In 2012, when many colleges were raising tuition, Roger Williams University (RWU) was launching its Affordable Excellence initiative and announcing a tuition freeze. RWU was committed to providing the best possible education for less. Part of this mission was to give students the resources they needed to prepare for entering the workforce including exposing them to technology they would use in their future careers.
“The university looked at what it could do for the highest end users at the university. The architecture students, with the highest graphic computing needs, and the most diverse and dispersed group, the continuing studies students,” says Stephen White, dean and professor of architecture at RWU. Administrators wanted to see if they could provide a higher quality learning environment for the same amount of money (or less) than it cost to maintain the school’s computer lab set up. They began to explore a cloud-computing environment.
RWU rolled out a pilot for its architecture students. The school had 27-inch Samsung LCD displays installed at students’ desks and used a VMware virtual desktop solution, but ultimately switched to a Citrix solution that better handled the graphics and high end computing required for architecture classes. RWU paired the Citrix infrastructure with Dell servers. The pilot was successful and the initiative was expanded. Prior to installing the cloud solution, architecture students relied on traditional computer labs.

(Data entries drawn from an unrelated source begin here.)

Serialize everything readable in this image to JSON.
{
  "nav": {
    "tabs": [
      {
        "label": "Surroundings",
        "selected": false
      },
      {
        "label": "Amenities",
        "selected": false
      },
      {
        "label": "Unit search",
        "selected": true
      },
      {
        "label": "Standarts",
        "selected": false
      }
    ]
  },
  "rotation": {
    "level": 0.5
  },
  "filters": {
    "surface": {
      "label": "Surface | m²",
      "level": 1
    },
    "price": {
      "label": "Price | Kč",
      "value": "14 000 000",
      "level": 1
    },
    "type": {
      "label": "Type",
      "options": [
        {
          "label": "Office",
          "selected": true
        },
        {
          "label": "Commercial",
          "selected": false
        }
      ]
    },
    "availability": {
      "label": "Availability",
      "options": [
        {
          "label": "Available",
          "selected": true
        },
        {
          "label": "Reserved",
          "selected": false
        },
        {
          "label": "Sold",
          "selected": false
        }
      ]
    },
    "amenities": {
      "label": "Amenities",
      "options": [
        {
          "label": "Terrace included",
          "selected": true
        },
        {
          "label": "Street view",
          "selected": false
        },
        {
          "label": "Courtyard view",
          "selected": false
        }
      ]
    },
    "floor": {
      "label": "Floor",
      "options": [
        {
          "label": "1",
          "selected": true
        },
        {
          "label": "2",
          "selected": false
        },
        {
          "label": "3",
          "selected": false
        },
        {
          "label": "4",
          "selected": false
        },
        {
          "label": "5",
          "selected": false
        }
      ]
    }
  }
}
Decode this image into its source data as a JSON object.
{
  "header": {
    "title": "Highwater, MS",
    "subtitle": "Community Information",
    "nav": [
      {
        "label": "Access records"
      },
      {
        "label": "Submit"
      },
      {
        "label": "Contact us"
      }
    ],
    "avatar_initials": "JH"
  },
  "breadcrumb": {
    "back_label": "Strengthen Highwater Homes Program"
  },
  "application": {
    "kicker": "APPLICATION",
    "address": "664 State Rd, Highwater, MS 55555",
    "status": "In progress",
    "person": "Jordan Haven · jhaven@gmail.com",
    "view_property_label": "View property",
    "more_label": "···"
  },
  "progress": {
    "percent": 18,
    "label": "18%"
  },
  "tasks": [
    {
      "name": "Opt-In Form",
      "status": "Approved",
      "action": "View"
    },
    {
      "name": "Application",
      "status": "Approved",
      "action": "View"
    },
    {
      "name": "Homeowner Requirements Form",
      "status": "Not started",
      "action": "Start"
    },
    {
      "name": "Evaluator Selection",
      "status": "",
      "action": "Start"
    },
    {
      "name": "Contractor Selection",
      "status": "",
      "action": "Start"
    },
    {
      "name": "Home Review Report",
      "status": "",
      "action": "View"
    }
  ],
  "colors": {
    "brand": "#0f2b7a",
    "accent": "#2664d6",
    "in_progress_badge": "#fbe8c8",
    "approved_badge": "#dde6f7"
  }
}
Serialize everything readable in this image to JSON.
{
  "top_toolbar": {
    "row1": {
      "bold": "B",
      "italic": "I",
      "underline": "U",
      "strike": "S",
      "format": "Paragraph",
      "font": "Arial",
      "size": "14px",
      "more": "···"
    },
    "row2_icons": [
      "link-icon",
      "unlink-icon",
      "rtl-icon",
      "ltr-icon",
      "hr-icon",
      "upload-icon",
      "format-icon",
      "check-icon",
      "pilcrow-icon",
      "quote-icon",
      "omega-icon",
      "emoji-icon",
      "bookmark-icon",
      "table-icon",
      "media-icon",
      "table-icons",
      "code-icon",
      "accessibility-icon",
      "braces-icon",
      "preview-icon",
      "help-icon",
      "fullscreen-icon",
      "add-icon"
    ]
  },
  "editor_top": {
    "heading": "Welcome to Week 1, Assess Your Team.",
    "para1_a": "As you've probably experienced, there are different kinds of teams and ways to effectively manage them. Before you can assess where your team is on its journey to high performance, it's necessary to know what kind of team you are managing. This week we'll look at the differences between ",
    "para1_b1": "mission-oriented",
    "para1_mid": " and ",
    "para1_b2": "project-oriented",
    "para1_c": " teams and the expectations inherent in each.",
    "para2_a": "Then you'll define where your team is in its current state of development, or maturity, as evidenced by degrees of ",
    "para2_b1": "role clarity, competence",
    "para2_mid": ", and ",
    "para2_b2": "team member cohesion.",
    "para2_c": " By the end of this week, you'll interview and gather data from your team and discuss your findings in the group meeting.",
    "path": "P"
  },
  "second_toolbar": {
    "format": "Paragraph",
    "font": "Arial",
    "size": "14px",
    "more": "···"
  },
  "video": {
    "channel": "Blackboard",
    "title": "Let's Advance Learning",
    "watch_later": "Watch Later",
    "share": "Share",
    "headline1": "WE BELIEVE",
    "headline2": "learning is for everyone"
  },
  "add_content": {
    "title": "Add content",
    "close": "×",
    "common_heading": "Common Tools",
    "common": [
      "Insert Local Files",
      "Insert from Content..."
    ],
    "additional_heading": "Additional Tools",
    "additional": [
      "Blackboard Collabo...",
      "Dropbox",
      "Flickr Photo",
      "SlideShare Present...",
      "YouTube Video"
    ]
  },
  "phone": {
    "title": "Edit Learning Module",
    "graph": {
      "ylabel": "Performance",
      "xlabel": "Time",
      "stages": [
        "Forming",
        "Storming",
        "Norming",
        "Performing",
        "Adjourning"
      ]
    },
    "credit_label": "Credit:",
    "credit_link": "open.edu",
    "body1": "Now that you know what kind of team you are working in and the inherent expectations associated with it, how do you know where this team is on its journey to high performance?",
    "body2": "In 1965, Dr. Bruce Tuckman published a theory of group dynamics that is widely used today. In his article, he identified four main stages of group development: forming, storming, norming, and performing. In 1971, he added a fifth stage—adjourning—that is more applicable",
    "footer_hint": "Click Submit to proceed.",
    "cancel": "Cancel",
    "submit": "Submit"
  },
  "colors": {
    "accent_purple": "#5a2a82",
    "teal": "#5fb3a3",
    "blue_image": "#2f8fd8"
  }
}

“The way the rooms were set up there wasn’t any space to collaborate. It was just single stations. We were really at the limit of how many computers we could have and we were about a nine students to one computer ratio, which was killing us in terms of quality and aspirations,” says White.
With the new technology, students connect their own devices to the monitors and access applications they need via the upgraded cloud server. The added benefit of the virtual desktop solution is that students no longer need expensive, professional-grade laptops.
“Given that the computing resources are on a server, students can choose their own device at a much more affordable level than what we expected them to do before,” says White.
Previously, the school estimated students needed to spend between $1,500-$2,000 on a device in order to ensure it would meet the demands of such a high computing environment.
“In terms of software, we estimated for our students that they needed to spend $800 a year on specialized software. Now all of that specialized software is on the server and so the student cost for software has gone from $800 a year to $0 a year after they get their Microsoft Office,” says White.
RWU also does not incur an added cost when the number of students accessing the software increases.
The combination of the LCD displays and cloud infrastructure has allowed architecture